Methods: We used data from the National Longitudinal Study of Adolescent to Adult Health, with information on suicide ideation and attempts collected between the end of adolescence to the middle of adulthood. We relied on the largest available GWAS on suicide attempts to compute PGS for participants from European and African ancestries (EA and AA) using PRS-CSx. Early adversity was documented by two groups of variables: (i) information about the home environment: availability of tobacco, alcohol, drugs, and guns; (ii) neglect and abuse: neglect of basic needs, physical abuse (hit by parents), sexual abuse (touch by parents), and intervention of social services. Logistic regressions were conducted separately for EA (N=5720) and AA (N=1950) participants. PGS were adjusted for the 10 first principal components, and analyses controlled for age and biological sex. We evaluated interactions between PGS and environment for variables reaching nominal significance (p < .05) in the multivariable model. Results: In the AA subgroup, none of the risk factors reached statistical significance. In the EA subgroup, multivariable analyses indicated that suicide attempt was related to PGS (OR=1.22, 95% CI = 1.03;1.44), availability of tobacco in the home environment (OR=1.54, 95% CI=1.06;2.23) as well physical abuse (OR=1.71, 95% CI=1.11;2.59), sexual abuse (OR=2.13, 95% CI=1.02;4.16), and intervention of social services (OR=2.58, 95% CI=1.39;4.65). Analyses with suicide ideation as an outcome in the EA subgroup supported and extended those results, showing the role of PGS for suicide attempts, availability of tobacco, alcohol, and drugs in the home environment, as well as physical abuse, sexual abuse, and intervention of social services. However, we found no evidence of gene by environment interaction.
Discussion: Results in EA participants demonstrate that both aggregate genetic liability and specific environmental factors contribute to risk for suicide ideation and attempt. We did not observe significant associations in AA participants, likely due to the low number of individuals endorsing ideation or attempts. Our findings suggest that beyond the experience of abuse, adversity in the home environment, such as substance availability, is associated with increased risk of suicidal thoughts and behaviors.
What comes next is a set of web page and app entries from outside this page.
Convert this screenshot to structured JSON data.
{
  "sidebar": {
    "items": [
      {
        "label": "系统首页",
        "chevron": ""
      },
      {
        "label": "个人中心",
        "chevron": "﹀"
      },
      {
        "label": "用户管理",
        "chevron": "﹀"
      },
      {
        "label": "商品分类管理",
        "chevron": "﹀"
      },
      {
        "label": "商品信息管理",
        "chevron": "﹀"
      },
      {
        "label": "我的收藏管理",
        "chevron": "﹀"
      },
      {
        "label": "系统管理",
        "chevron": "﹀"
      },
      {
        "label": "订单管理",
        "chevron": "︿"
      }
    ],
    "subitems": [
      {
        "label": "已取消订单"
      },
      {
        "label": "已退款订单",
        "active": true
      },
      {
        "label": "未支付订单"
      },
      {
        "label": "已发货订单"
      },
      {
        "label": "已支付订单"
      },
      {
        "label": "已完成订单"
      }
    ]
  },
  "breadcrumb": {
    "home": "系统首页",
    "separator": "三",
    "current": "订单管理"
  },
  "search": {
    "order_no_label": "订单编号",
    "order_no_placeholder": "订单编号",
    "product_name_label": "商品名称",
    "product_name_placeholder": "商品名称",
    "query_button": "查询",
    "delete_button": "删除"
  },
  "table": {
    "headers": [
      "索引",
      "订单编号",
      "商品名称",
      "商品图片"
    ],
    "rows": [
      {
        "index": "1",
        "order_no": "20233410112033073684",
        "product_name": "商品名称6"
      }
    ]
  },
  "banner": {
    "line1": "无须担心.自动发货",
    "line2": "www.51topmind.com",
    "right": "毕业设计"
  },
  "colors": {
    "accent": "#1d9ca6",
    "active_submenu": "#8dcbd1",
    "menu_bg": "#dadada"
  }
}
These results also support the importance of considering genetic liability in suicide research, though we did not find evidence that participants’ genetic liability to suicide attempt exacerbated the adverse effects of environmental exposures. It is worth noting that PGS were computed based on a GWAS of mostly adult participants, and that genetic liability may vary across the life course. One step forward would be to evaluate the interaction between genetic risk specific to children/adolescents and early adversity.
Reference TypeJournal Article
Journal TitleEuropean Neuropsychopharmacology